Evidently the Apostle does not mean that we shall undertake to reprove everything that is out of accord with our high ideals of the Divine Law and the Divine will, because he here mentions the things to be reproved, saying, "It is a shame even to speak of those things which are done of them in secret"—uncleanness, impure practices, the Apostle evidently had in mind. We must manifest our disapproval when we are in close contact with such things.
This does not mean that we shall leave the preaching of the Gospel to go "slumming," to do "muck-raking." It may not mean that we shall even publicly denounce the evil, but it surely does mean that our lives shall be so contrary to all sinful and impure practices that all may take knowledge that we have been with Jesus, and have learned of Him. This is evidently the Apostle's thought in verse 13. It is not necessary for us to suppose that the world is in full sympathy with all the darkness and sin prevalent. On the contrary, as the Apostle suggests (verse 14), some are asleep and do not, therefore, realize the distinction between light and darkness. Some of these, if thoroughly awake, might be glad to know of Christ and the true light.
In view of these things, said the Apostle, the followers of Jesus should be careful, circumspect in the walk of life, not foolish, but wise, not squanderers of time, but redeeming the time, purchasing it back from worldly cares and pleasures, to have the more to use in the Master's service, realizing that the days are evil and that all our energies are needful if we would "fight a good fight" for the light as against the darkness of sin. To do this will require that we study and understand the will of the Lord.

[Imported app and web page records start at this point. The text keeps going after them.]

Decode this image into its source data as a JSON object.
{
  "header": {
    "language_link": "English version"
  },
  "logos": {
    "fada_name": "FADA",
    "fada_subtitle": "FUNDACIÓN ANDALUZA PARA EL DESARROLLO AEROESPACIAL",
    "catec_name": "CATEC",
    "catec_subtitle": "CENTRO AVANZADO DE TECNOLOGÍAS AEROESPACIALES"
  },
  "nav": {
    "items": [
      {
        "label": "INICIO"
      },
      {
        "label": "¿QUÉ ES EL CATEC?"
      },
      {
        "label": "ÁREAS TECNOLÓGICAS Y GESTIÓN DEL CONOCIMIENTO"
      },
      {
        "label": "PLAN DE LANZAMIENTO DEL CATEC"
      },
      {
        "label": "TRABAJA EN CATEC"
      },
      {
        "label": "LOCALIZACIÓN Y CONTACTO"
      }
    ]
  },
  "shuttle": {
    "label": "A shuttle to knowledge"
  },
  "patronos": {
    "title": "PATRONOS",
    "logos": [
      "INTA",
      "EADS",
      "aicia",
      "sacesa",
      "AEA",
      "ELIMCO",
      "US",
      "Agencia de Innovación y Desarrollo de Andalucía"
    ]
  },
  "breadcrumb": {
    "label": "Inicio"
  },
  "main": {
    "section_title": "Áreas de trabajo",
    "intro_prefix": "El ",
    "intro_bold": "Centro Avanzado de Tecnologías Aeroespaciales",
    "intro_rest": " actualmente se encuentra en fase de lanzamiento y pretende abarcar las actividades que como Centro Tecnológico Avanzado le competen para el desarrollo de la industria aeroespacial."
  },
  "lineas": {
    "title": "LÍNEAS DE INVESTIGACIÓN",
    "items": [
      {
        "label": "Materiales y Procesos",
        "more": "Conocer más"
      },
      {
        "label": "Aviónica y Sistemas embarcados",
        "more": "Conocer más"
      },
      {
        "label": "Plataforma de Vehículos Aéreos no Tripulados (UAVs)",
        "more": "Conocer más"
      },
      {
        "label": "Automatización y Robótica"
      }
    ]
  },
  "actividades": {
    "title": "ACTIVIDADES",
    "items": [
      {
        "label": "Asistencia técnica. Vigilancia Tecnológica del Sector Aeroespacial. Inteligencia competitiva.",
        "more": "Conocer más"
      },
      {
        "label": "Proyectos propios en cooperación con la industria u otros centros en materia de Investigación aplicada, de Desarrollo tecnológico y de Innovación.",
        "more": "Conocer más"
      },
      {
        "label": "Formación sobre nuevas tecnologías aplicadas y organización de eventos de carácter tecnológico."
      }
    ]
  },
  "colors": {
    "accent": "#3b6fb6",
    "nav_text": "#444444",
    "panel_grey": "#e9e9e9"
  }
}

If others are drunk with excessive use of wine, let us be filled with a different kind of wine—with the Holy Spirit. If others seek to find joy and solace in intoxicants, let us find ours in being filled with the mind of Christ. This spiritual refreshment will lead us to psalms and hymns, and to make merry in our hearts to the Lord, and to be thankful for God's favor in Christ.